In the Pursuit of Business Happiness, the Customer Comes First

Media Inquiries: Contact Karen Budell, CMO

Media Inquiries: Contact Karen Budell, CMO

While great businesses often grow through aggressive sales tactics, hustling in networking and getting that big new deal, the best money that any company can find is either through current customers or referrals. Those that love the product they're already buying that are given a solution that grows and adapts to their needs are going to be a continuing, comforting source of revenue. Great business minds and writers have written on the subject a great deal, such as Inc's very own Donna Fenn, who recommends business, for example, make "intelligent" upsells, such as offering features that they know their customers already want. For the realistic business person, this does not mean they should shut down their sales team entirely, but create a culture in their business that says the customer is vital, and that making the sales cycle never-ending is key.

The question of whether a chief happiness officer needs to exist is one that many are asking, including The Guardian's careers inspiration, because the position is very easily interpreted as a generic role that could mean just about anything. A customer happiness officer of any kind exists to empower the company to empower the customer. Even esteemed business mind Peter Drucker believed that customer happiness is the key to every business, and thus this is the newest sales trend; the internal sales pipeline that is making your customers stick around. The Bonobos Ninjas, working for men's clothing company Bonobos, have created the culture that the customer must be worked with post-purchase, even if it means losing initial margins to keep them around for more and more purchases. It's the future of customer service; that the customer is not just there to be worked with when stuff goes wrong, but to make sure it's always, always right.

Totango, a company based in San Mateo, specializes in software that focuses on a term they use called "customer success." This is completely different to the world of customer support, and to investor and co-founder of EchoSign Jason Lemkin is an essential starting point of any business. Founded in 2010, Totango gives users automated and active tools to fight churn in your business, where customers are eventually leaving, either for a competitor or because the solution is not worth their time. Totango, which quotes that renewals and upsells account for 50-70% of enterprise SaaS business, evaluates accounts consistently for usage patterns, spending, growth, and even notices when your key advocates in an organization are less active in a company. At their recent customer success summit, Guy Nirpaz the CEO, in addition to announcing his book "Farm Don't Hunt," a book written for customer success teams, also announced a revenue center for enterprise users to analyze churn in real time, help customer success agents prioritize accounts and other essential enterprise features.

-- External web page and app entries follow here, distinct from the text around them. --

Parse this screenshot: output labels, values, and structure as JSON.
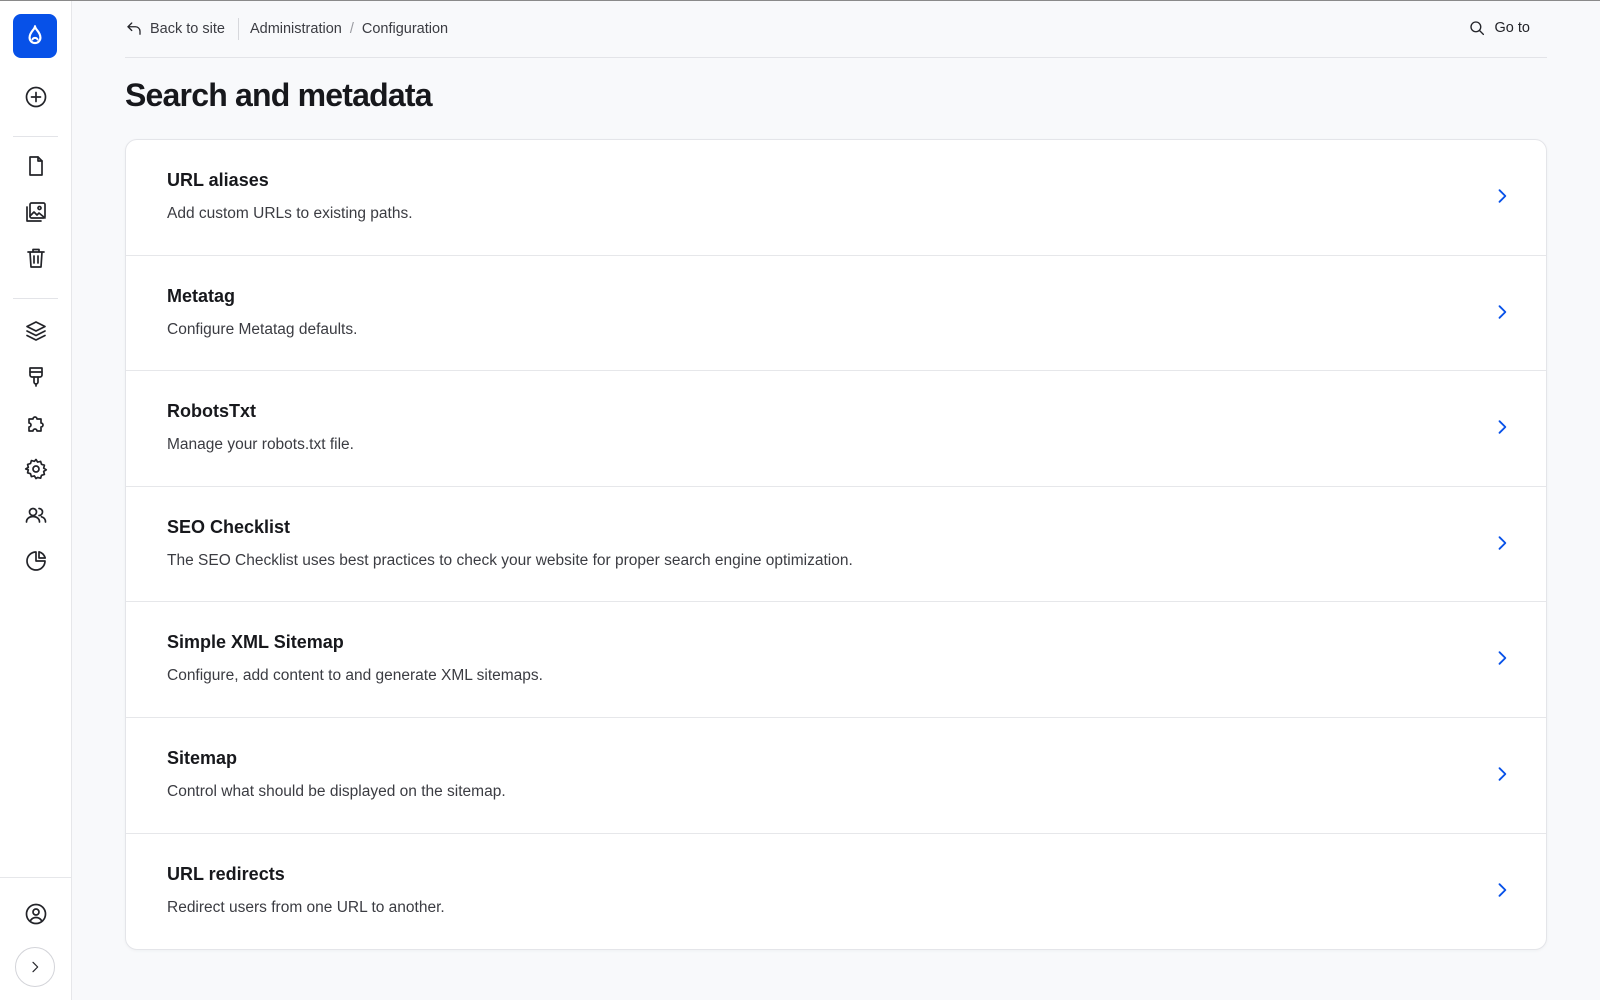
{
  "topbar": {
    "back_label": "Back to site",
    "breadcrumbs": [
      "Administration",
      "Configuration"
    ],
    "breadcrumb_separator": "/",
    "goto_label": "Go to"
  },
  "page": {
    "title": "Search and metadata"
  },
  "items": [
    {
      "title": "URL aliases",
      "description": "Add custom URLs to existing paths."
    },
    {
      "title": "Metatag",
      "description": "Configure Metatag defaults."
    },
    {
      "title": "RobotsTxt",
      "description": "Manage your robots.txt file."
    },
    {
      "title": "SEO Checklist",
      "description": "The SEO Checklist uses best practices to check your website for proper search engine optimization."
    },
    {
      "title": "Simple XML Sitemap",
      "description": "Configure, add content to and generate XML sitemaps."
    },
    {
      "title": "Sitemap",
      "description": "Control what should be displayed on the sitemap."
    },
    {
      "title": "URL redirects",
      "description": "Redirect users from one URL to another."
    }
  ],
  "sidebar": {
    "icons": [
      "drupal-logo-icon",
      "plus-circle-icon",
      "file-icon",
      "image-gallery-icon",
      "trash-icon",
      "layers-icon",
      "brush-icon",
      "puzzle-icon",
      "gear-icon",
      "users-icon",
      "pie-chart-icon",
      "user-circle-icon",
      "chevron-right-icon"
    ]
  },
  "colors": {
    "accent": "#0751e8",
    "background": "#f8f9fb",
    "text": "#232429"
  }
}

Though clich at this point, Zappos' Tony Hsieh is comparable in the consumer space, focusing on customer happiness as a mission statement. Where an enterprise customer is measured in very specific ways (whether they renew a service, how much they use it, their willingness to upgrade), someone buying shoes or clothes is hard to keep in an insanely busy marketplace. Thus Zappos had to create their own customer happiness program, going beyond the simple one-day return and free shipping programs and building a culture internally and externally. Tweet that your order of shoes is coming from Zappos, and you will regularly hear from an agent on Twitter to make sure you're happy. If you're worried an order won't make it in time, you can call and the agents will work with you to find a way to get it to the right location. Small allowances from strict corporate behavior (we only provide three shipping options, and they must stay as they are) are what keep Zappos customers from leaving.

The trend of customer happiness (and "success") has grown out of the facelessness of the internet. While we are used to dealing with websites where we simply click and buy an object or a service, we have also on some level got used to not being treated as more than a transaction. As more companies wise up to the potential of making us happy in the same way a good sales associate in a store would, so will commerce and business become that bit more pleasant.

Originally published at